### Extracted information
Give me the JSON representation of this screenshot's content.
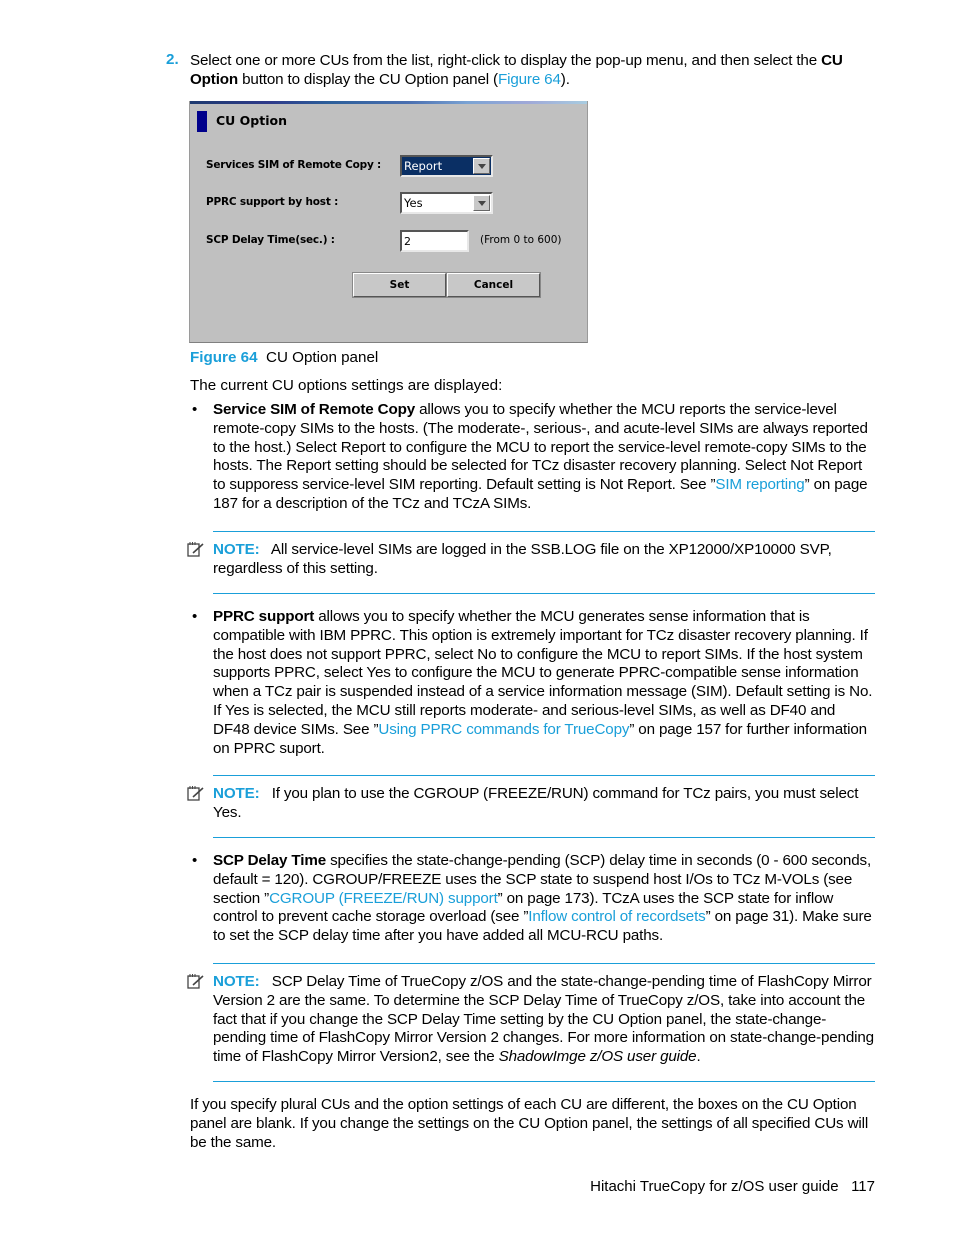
{
  "step": {
    "number": "2.",
    "text_before": "Select one or more CUs from the list, right-click to display the pop-up menu, and then select the ",
    "bold": "CU Option",
    "text_mid": " button to display the CU Option panel (",
    "link": "Figure 64",
    "text_after": ")."
  },
  "panel": {
    "title": "CU Option",
    "fields": [
      {
        "label": "Services SIM of Remote Copy :",
        "type": "combo",
        "value": "Report",
        "selected": true
      },
      {
        "label": "PPRC support by host :",
        "type": "combo",
        "value": "Yes",
        "selected": false
      },
      {
        "label": "SCP Delay Time(sec.) :",
        "type": "text",
        "value": "2",
        "hint": "(From 0 to 600)"
      }
    ],
    "buttons": {
      "set": "Set",
      "cancel": "Cancel"
    }
  },
  "caption": {
    "figure": "Figure 64",
    "text": "CU Option panel"
  },
  "intro": "The current CU options settings are displayed:",
  "bullets": [
    {
      "term": "Service SIM of Remote Copy",
      "text": " allows you to specify whether the MCU reports the service-level remote-copy SIMs to the hosts. (The moderate-, serious-, and acute-level SIMs are always reported to the host.) Select Report to configure the MCU to report the service-level remote-copy SIMs to the hosts. The Report setting should be selected for TCz disaster recovery planning. Select Not Report to supporess service-level SIM reporting. Default setting is Not Report. See ”",
      "link": "SIM reporting",
      "text_after": "” on page 187 for a description of the TCz and TCzA SIMs."
    },
    {
      "term": "PPRC support",
      "text": " allows you to specify whether the MCU generates sense information that is compatible with IBM PPRC. This option is extremely important for TCz disaster recovery planning. If the host does not support PPRC, select No to configure the MCU to report SIMs. If the host system supports PPRC, select Yes to configure the MCU to generate PPRC-compatible sense information when a TCz pair is suspended instead of a service information message (SIM). Default setting is No. If Yes is selected, the MCU still reports moderate- and serious-level SIMs, as well as DF40 and DF48 device SIMs. See ”",
      "link": "Using PPRC commands for TrueCopy",
      "text_after": "” on page 157 for further information on PPRC suport."
    },
    {
      "term": "SCP Delay Time",
      "text": " specifies the state-change-pending (SCP) delay time in seconds (0 - 600 seconds, default = 120). CGROUP/FREEZE uses the SCP state to suspend host I/Os to TCz M-VOLs (see section ”",
      "link": "CGROUP (FREEZE/RUN) support",
      "text_mid": "” on page 173). TCzA uses the SCP state for inflow control to prevent cache storage overload (see ”",
      "link2": "Inflow control of recordsets",
      "text_after": "” on page 31). Make sure to set the SCP delay time after you have added all MCU-RCU paths."
    }
  ],
  "notes": [
    {
      "label": "NOTE:",
      "text": "All service-level SIMs are logged in the SSB.LOG file on the XP12000/XP10000 SVP, regardless of this setting."
    },
    {
      "label": "NOTE:",
      "text": "If you plan to use the CGROUP (FREEZE/RUN) command for TCz pairs, you must select Yes."
    },
    {
      "label": "NOTE:",
      "text": "SCP Delay Time of TrueCopy z/OS and the state-change-pending time of FlashCopy Mirror Version 2 are the same. To determine the SCP Delay Time of TrueCopy z/OS, take into account the fact that if you change the SCP Delay Time setting by the CU Option panel, the state-change-pending time of FlashCopy Mirror Version 2 changes. For more information on state-change-pending time of FlashCopy Mirror Version2, see the ",
      "italic": "ShadowImge z/OS user guide",
      "text_after": "."
    }
  ],
  "closing": "If you specify plural CUs and the option settings of each CU are different, the boxes on the CU Option panel are blank. If you change the settings on the CU Option panel, the settings of all specified CUs will be the same.",
  "footer": {
    "title": "Hitachi TrueCopy for z/OS user guide",
    "page": "117"
  },
  "colors": {
    "link": "#1a9fd9",
    "panel_bg": "#c0c0c0",
    "selected_combo": "#0a2f64"
  }
}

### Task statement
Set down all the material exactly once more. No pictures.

### Answer space
Give me the JSON representation of this screenshot's content.
{
  "step": {
    "number": "2.",
    "text_before": "Select one or more CUs from the list, right-click to display the pop-up menu, and then select the ",
    "bold": "CU Option",
    "text_mid": " button to display the CU Option panel (",
    "link": "Figure 64",
    "text_after": ")."
  },
  "panel": {
    "title": "CU Option",
    "fields": [
      {
        "label": "Services SIM of Remote Copy :",
        "type": "combo",
        "value": "Report",
        "selected": true
      },
      {
        "label": "PPRC support by host :",
        "type": "combo",
        "value": "Yes",
        "selected": false
      },
      {
        "label": "SCP Delay Time(sec.) :",
        "type": "text",
        "value": "2",
        "hint": "(From 0 to 600)"
      }
    ],
    "buttons": {
      "set": "Set",
      "cancel": "Cancel"
    }
  },
  "caption": {
    "figure": "Figure 64",
    "text": "CU Option panel"
  },
  "intro": "The current CU options settings are displayed:",
  "bullets": [
    {
      "term": "Service SIM of Remote Copy",
      "text": " allows you to specify whether the MCU reports the service-level remote-copy SIMs to the hosts. (The moderate-, serious-, and acute-level SIMs are always reported to the host.) Select Report to configure the MCU to report the service-level remote-copy SIMs to the hosts. The Report setting should be selected for TCz disaster recovery planning. Select Not Report to supporess service-level SIM reporting. Default setting is Not Report. See ”",
      "link": "SIM reporting",
      "text_after": "” on page 187 for a description of the TCz and TCzA SIMs."
    },
    {
      "term": "PPRC support",
      "text": " allows you to specify whether the MCU generates sense information that is compatible with IBM PPRC. This option is extremely important for TCz disaster recovery planning. If the host does not support PPRC, select No to configure the MCU to report SIMs. If the host system supports PPRC, select Yes to configure the MCU to generate PPRC-compatible sense information when a TCz pair is suspended instead of a service information message (SIM). Default setting is No. If Yes is selected, the MCU still reports moderate- and serious-level SIMs, as well as DF40 and DF48 device SIMs. See ”",
      "link": "Using PPRC commands for TrueCopy",
      "text_after": "” on page 157 for further information on PPRC suport."
    },
    {
      "term": "SCP Delay Time",
      "text": " specifies the state-change-pending (SCP) delay time in seconds (0 - 600 seconds, default = 120). CGROUP/FREEZE uses the SCP state to suspend host I/Os to TCz M-VOLs (see section ”",
      "link": "CGROUP (FREEZE/RUN) support",
      "text_mid": "” on page 173). TCzA uses the SCP state for inflow control to prevent cache storage overload (see ”",
      "link2": "Inflow control of recordsets",
      "text_after": "” on page 31). Make sure to set the SCP delay time after you have added all MCU-RCU paths."
    }
  ],
  "notes": [
    {
      "label": "NOTE:",
      "text": "All service-level SIMs are logged in the SSB.LOG file on the XP12000/XP10000 SVP, regardless of this setting."
    },
    {
      "label": "NOTE:",
      "text": "If you plan to use the CGROUP (FREEZE/RUN) command for TCz pairs, you must select Yes."
    },
    {
      "label": "NOTE:",
      "text": "SCP Delay Time of TrueCopy z/OS and the state-change-pending time of FlashCopy Mirror Version 2 are the same. To determine the SCP Delay Time of TrueCopy z/OS, take into account the fact that if you change the SCP Delay Time setting by the CU Option panel, the state-change-pending time of FlashCopy Mirror Version 2 changes. For more information on state-change-pending time of FlashCopy Mirror Version2, see the ",
      "italic": "ShadowImge z/OS user guide",
      "text_after": "."
    }
  ],
  "closing": "If you specify plural CUs and the option settings of each CU are different, the boxes on the CU Option panel are blank. If you change the settings on the CU Option panel, the settings of all specified CUs will be the same.",
  "footer": {
    "title": "Hitachi TrueCopy for z/OS user guide",
    "page": "117"
  },
  "colors": {
    "link": "#1a9fd9",
    "panel_bg": "#c0c0c0",
    "selected_combo": "#0a2f64"
  }
}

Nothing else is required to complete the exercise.